However, it accounts for only 9% of global output.
The country is number one in resources and production of iron ore with 28% of global resources and 37% of production.
Australia contains nearly half of the world's rutile and is the largest producer, while it is the second-largest producer of zircon, despite holding 66% of the world's resources.
Australia is also top for lead and zinc resources, though is the second-largest lead producer and fifth-largest zinc producer.
In nickel, the country hosts 26% of resources, making it number one, but is only the sixth-largest producer with 9% market share.
Australia is also dominant in uranium, holding nearly a third of global resources but is only the world's third-biggest producer.
It is also number one in tantalum with nearly two thirds of global resources, but GA did not have production data on the metal.

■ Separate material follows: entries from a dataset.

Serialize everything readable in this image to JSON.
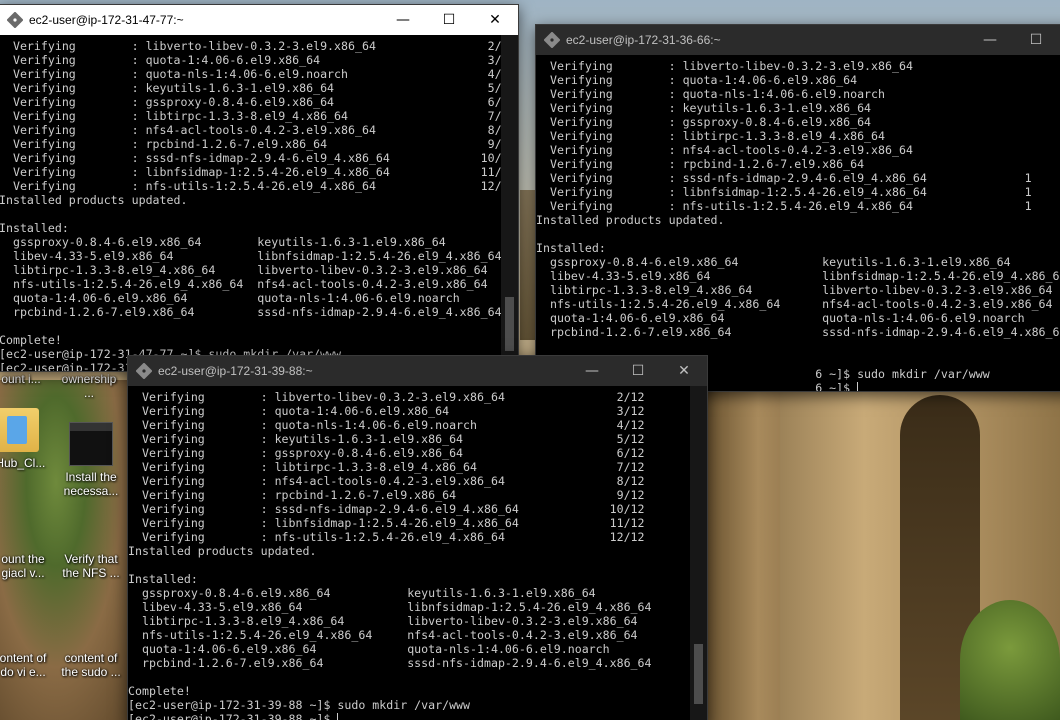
{
  "desktop": {
    "icons": [
      {
        "label": "ount i..."
      },
      {
        "label": "ownership ..."
      },
      {
        "label": "gHub_Cl..."
      },
      {
        "label": "Install the necessa..."
      },
      {
        "label": "ount the giacl v..."
      },
      {
        "label": "Verify that the NFS ..."
      },
      {
        "label": "ontent of do vi e..."
      },
      {
        "label": "content of the sudo ..."
      }
    ]
  },
  "windows": [
    {
      "title": "ec2-user@ip-172-31-47-77:~",
      "state": "active",
      "lines": [
        "  Verifying        : libverto-libev-0.3.2-3.el9.x86_64                2/12",
        "  Verifying        : quota-1:4.06-6.el9.x86_64                        3/12",
        "  Verifying        : quota-nls-1:4.06-6.el9.noarch                    4/12",
        "  Verifying        : keyutils-1.6.3-1.el9.x86_64                      5/12",
        "  Verifying        : gssproxy-0.8.4-6.el9.x86_64                      6/12",
        "  Verifying        : libtirpc-1.3.3-8.el9_4.x86_64                    7/12",
        "  Verifying        : nfs4-acl-tools-0.4.2-3.el9.x86_64                8/12",
        "  Verifying        : rpcbind-1.2.6-7.el9.x86_64                       9/12",
        "  Verifying        : sssd-nfs-idmap-2.9.4-6.el9_4.x86_64             10/12",
        "  Verifying        : libnfsidmap-1:2.5.4-26.el9_4.x86_64             11/12",
        "  Verifying        : nfs-utils-1:2.5.4-26.el9_4.x86_64               12/12",
        "Installed products updated.",
        "",
        "Installed:",
        "  gssproxy-0.8.4-6.el9.x86_64        keyutils-1.6.3-1.el9.x86_64",
        "  libev-4.33-5.el9.x86_64            libnfsidmap-1:2.5.4-26.el9_4.x86_64",
        "  libtirpc-1.3.3-8.el9_4.x86_64      libverto-libev-0.3.2-3.el9.x86_64",
        "  nfs-utils-1:2.5.4-26.el9_4.x86_64  nfs4-acl-tools-0.4.2-3.el9.x86_64",
        "  quota-1:4.06-6.el9.x86_64          quota-nls-1:4.06-6.el9.noarch",
        "  rpcbind-1.2.6-7.el9.x86_64         sssd-nfs-idmap-2.9.4-6.el9_4.x86_64",
        "",
        "Complete!",
        "[ec2-user@ip-172-31-47-77 ~]$ sudo mkdir /var/www",
        "[ec2-user@ip-172-31-47-77 ~]$ "
      ]
    },
    {
      "title": "ec2-user@ip-172-31-36-66:~",
      "state": "inactive",
      "lines": [
        "  Verifying        : libverto-libev-0.3.2-3.el9.x86_64",
        "  Verifying        : quota-1:4.06-6.el9.x86_64",
        "  Verifying        : quota-nls-1:4.06-6.el9.noarch",
        "  Verifying        : keyutils-1.6.3-1.el9.x86_64",
        "  Verifying        : gssproxy-0.8.4-6.el9.x86_64",
        "  Verifying        : libtirpc-1.3.3-8.el9_4.x86_64",
        "  Verifying        : nfs4-acl-tools-0.4.2-3.el9.x86_64",
        "  Verifying        : rpcbind-1.2.6-7.el9.x86_64",
        "  Verifying        : sssd-nfs-idmap-2.9.4-6.el9_4.x86_64              1",
        "  Verifying        : libnfsidmap-1:2.5.4-26.el9_4.x86_64              1",
        "  Verifying        : nfs-utils-1:2.5.4-26.el9_4.x86_64                1",
        "Installed products updated.",
        "",
        "Installed:",
        "  gssproxy-0.8.4-6.el9.x86_64            keyutils-1.6.3-1.el9.x86_64",
        "  libev-4.33-5.el9.x86_64                libnfsidmap-1:2.5.4-26.el9_4.x86_64",
        "  libtirpc-1.3.3-8.el9_4.x86_64          libverto-libev-0.3.2-3.el9.x86_64",
        "  nfs-utils-1:2.5.4-26.el9_4.x86_64      nfs4-acl-tools-0.4.2-3.el9.x86_64",
        "  quota-1:4.06-6.el9.x86_64              quota-nls-1:4.06-6.el9.noarch",
        "  rpcbind-1.2.6-7.el9.x86_64             sssd-nfs-idmap-2.9.4-6.el9_4.x86_64",
        "",
        "Complete!",
        "                                        6 ~]$ sudo mkdir /var/www",
        "                                        6 ~]$ "
      ]
    },
    {
      "title": "ec2-user@ip-172-31-39-88:~",
      "state": "inactive",
      "lines": [
        "  Verifying        : libverto-libev-0.3.2-3.el9.x86_64                2/12",
        "  Verifying        : quota-1:4.06-6.el9.x86_64                        3/12",
        "  Verifying        : quota-nls-1:4.06-6.el9.noarch                    4/12",
        "  Verifying        : keyutils-1.6.3-1.el9.x86_64                      5/12",
        "  Verifying        : gssproxy-0.8.4-6.el9.x86_64                      6/12",
        "  Verifying        : libtirpc-1.3.3-8.el9_4.x86_64                    7/12",
        "  Verifying        : nfs4-acl-tools-0.4.2-3.el9.x86_64                8/12",
        "  Verifying        : rpcbind-1.2.6-7.el9.x86_64                       9/12",
        "  Verifying        : sssd-nfs-idmap-2.9.4-6.el9_4.x86_64             10/12",
        "  Verifying        : libnfsidmap-1:2.5.4-26.el9_4.x86_64             11/12",
        "  Verifying        : nfs-utils-1:2.5.4-26.el9_4.x86_64               12/12",
        "Installed products updated.",
        "",
        "Installed:",
        "  gssproxy-0.8.4-6.el9.x86_64           keyutils-1.6.3-1.el9.x86_64",
        "  libev-4.33-5.el9.x86_64               libnfsidmap-1:2.5.4-26.el9_4.x86_64",
        "  libtirpc-1.3.3-8.el9_4.x86_64         libverto-libev-0.3.2-3.el9.x86_64",
        "  nfs-utils-1:2.5.4-26.el9_4.x86_64     nfs4-acl-tools-0.4.2-3.el9.x86_64",
        "  quota-1:4.06-6.el9.x86_64             quota-nls-1:4.06-6.el9.noarch",
        "  rpcbind-1.2.6-7.el9.x86_64            sssd-nfs-idmap-2.9.4-6.el9_4.x86_64",
        "",
        "Complete!",
        "[ec2-user@ip-172-31-39-88 ~]$ sudo mkdir /var/www",
        "[ec2-user@ip-172-31-39-88 ~]$ "
      ]
    }
  ],
  "controls": {
    "minimize": "—",
    "maximize": "☐",
    "close": "✕"
  }
}
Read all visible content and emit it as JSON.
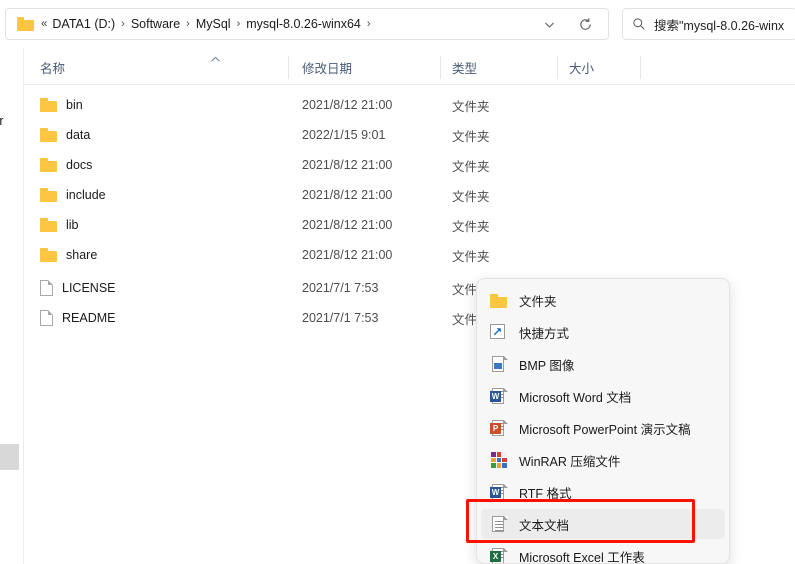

Australia is also hosts the second-largest resources of silver, tungsten, niobium, ilmenite, bauxite, brown coal and copper.
It is the largest producer of lithium, despite being third for resources, and is the largest producer of bauxite.
The report said reserves for gold and iron ore varied little over time, while nickel and uranium were more volatile.
The biggest year-on-year changes in economic demonstrated resources was diamonds, down 66% to 39.68 million carats and graphite, up 836% to 7.14 million tonnes, and platinum group elements, up 370% to 24.9 tonnes.
Minister for resources and Northern Australia Matt Canavan said it was good to see a rise in PGEs given how critical they are for industrial applications.
"This shows companies could benefit from further investment in the capture of critical minerals," he said.
"Also putting us in a good position in the global market is that Australia holds the largest identified resources of nine valuable commodities, including gold, iron ore, zircon and zinc."
Canavan said the report provided a strong evidence base for the development of government policy and the continued management of Australia's mineral resources.
"While our most recent figures remain positive, AIMR also shows that continued investment in Australian resources is key to our industry remaining a leader in the global market," he said.
"With over 300 operating mines producing 26 major and minor mineral commodities, Australia remains one of the best locations for investing in mineral resources.
"That is why the Coalition government has invested A$100.5 million in the Exploring for the Future program, and has developed Australia's first National Statement on Resources to ensure our resources sector remains the best in the world for generations to come."
The latest edition of the report is being distributed to attendees of PDAC in Toronto this week.